Japan’s rapid population shrinkage is primarily caused by persistently low fertility. Japan’s fertility rate has been declining since the mid-1970s, reaching a total fertility rate (TFR) of around 1.3 children per woman in the early 2000s. Japan’s TFR hit a low of 1.26 in 2005, but there was a modest recovery to a TFR of around 1.4 in the 2010s.
There is little out-of-wedlock childbearing in Japan. Childbirths outside of marriage have constituted around 2 per cent of all births since the 1950s. The decline in Japan’s fertility rate is mainly due to fewer young women getting married.
While the proportion of never-married women at their peak reproductive age of 25‒34 had been stable until the mid-1970s, the proportion of single women aged 25–29 jumped from 21 per cent in 1975 to 66 per cent in 2020. The corresponding proportion of women aged 30–34 saw an even more dramatic jump from 8 per cent to 39 per cent.
Young Japanese women are increasingly reluctant to marry and have children in part due to the rapid improvement of their economic opportunities. Women’s participation in four-year college degrees began to rise rapidly in the late-1980s and reached 51 per cent in 2020. The employment rate of young women also increased significantly. The labour participation rate of women aged 25–29 almost doubled from 45 per cent in 1970 to 87 per cent in 2020.
Japan’s declining marriage rate is also attributable to the persistence of traditional domestic gender roles, which place a heavy burden on women to manage housework and childcare. Japanese men’s contributions to domestic tasks remain very low and the gender imbalance in domestic labour is still notable.
The persistence of unequal gender roles at home in the face of expanding economic opportunities for women has made balancing work and family life very difficult for married women — lessening the appeal of marriage.
Out of concern about the social and economic consequences associated with prolonged low fertility and rapid population ageing, the Japanese government launched a series of programs addressing low fertility (‘shoushika-taisaku’) in the mid-1990s. The initial focus was to provide parenting assistance through increasing the provision of childcare services and advocating for a better work–life balance.

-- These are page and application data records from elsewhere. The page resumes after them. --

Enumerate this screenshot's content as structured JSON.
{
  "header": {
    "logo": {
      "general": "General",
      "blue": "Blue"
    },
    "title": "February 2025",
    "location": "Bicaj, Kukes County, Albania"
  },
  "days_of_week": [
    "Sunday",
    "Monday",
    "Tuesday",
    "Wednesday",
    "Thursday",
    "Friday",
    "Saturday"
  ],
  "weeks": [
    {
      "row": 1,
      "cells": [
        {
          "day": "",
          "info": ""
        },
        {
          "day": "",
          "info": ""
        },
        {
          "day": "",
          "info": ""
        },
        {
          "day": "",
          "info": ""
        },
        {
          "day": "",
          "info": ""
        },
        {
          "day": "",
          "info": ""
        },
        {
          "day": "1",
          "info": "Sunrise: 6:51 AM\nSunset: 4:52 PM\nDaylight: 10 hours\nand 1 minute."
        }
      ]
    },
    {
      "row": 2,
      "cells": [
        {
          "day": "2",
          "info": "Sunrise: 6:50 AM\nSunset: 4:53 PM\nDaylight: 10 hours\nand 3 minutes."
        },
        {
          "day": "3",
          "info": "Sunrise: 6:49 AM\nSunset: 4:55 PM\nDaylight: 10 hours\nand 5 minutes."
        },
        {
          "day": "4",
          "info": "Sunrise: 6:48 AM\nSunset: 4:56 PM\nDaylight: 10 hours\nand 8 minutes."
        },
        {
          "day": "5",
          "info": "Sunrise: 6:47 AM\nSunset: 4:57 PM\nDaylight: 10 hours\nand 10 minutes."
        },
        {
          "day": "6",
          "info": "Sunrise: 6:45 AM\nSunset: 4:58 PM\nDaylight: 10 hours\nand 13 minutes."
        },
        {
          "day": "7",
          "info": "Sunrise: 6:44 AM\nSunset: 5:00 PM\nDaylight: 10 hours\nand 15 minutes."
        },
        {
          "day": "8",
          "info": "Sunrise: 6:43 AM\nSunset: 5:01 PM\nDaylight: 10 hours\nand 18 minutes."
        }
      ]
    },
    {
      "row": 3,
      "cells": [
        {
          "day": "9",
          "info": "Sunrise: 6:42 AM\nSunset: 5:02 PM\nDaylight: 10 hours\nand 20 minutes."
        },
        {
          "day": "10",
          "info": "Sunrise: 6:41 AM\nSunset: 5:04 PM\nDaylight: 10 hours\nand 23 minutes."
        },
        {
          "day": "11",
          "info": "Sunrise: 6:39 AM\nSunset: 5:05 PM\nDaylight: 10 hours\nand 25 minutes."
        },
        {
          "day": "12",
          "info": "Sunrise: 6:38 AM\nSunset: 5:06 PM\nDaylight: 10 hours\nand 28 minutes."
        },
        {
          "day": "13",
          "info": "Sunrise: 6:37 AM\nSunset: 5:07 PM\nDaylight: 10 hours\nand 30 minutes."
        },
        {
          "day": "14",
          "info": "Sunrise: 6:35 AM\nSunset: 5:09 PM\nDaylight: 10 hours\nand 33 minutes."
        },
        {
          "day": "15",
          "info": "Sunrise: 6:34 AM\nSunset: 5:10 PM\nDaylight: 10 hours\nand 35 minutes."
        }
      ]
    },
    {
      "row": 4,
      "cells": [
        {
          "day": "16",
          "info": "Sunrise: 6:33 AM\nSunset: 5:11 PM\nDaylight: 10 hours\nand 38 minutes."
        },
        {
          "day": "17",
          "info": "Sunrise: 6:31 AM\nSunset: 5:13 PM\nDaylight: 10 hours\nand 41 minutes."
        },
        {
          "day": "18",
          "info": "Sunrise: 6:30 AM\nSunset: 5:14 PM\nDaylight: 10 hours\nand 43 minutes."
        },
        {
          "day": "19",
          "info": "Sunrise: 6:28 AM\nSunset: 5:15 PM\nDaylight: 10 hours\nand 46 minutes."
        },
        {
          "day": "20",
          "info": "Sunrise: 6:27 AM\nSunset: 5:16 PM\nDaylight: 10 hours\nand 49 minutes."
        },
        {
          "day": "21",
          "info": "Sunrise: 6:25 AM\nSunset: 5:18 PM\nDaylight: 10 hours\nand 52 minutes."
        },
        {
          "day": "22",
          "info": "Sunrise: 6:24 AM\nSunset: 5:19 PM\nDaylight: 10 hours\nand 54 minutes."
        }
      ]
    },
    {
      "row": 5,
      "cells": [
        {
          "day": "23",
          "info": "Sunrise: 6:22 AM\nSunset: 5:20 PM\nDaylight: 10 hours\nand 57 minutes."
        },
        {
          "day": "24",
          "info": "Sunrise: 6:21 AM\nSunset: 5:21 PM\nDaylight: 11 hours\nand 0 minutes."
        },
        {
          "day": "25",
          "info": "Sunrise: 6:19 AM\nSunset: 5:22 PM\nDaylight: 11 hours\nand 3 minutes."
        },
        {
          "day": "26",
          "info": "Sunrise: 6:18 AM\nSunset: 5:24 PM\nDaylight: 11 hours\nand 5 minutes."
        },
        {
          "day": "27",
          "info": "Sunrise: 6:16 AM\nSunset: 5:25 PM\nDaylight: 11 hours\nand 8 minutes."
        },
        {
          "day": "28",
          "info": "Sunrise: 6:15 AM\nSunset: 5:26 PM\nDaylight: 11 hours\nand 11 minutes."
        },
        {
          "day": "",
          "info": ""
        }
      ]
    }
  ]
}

Alarmed by the slippage of fertility rates and the onset of population decline in the late 2000s, Japan’s policy efforts have become more comprehensive. Japanese governments have advocated for long-term policy assistance from birth to young adulthood. In the 2010s, low fertility became an integral part of Japan’s overall public policy direction. Low fertility policies were incorporated into Japan’s macroeconomic policy, national land planning and regional and local development.
Despite these continuous and comprehensive efforts to increase the fertility rate, Japan’s policies have fallen short of achieving increases in fertility that would mitigate the social and economic effects of population decline and ageing. Still, Japan’s policies have halted a further slide in the fertility rate. Unlike other East Asian economies such as South Korea and Taiwan, whose TFR in 2021 dwindled to 0.81 and 1.07, respectively, Japan’s rate remained at 1.30.
Japan’s experience shows how difficult it is to restore fertility to the replacement level, especially when a country has a sizable population and a persistently low birth rate. It also seems unrealistic to counter Japan’s rapid population decline through an immediate and drastic increase in international migration by liberalising the country’s immigration policies. The number of deaths in Japan is expected to rise in the next few decades owing to increases in the elderly population.
That means the country has no choice but to strengthen efforts to sustain and, hopefully, boost fertility. To do this, Tokyo should help women and couples balance their work and family roles to lighten the heavy social and economic costs associated with population decline.
Japan’s labour market needs to become more family-friendly, while gender roles at home must become less traditional. Even if policy efforts to make the workplace more family-friendly and the home more gender-equal fail to raise fertility and slow population decline, they will likely improve the wellbeing of Japanese families by improving the quality of family life.
Noriko Tsuya is Distinguished Professor at Keio University.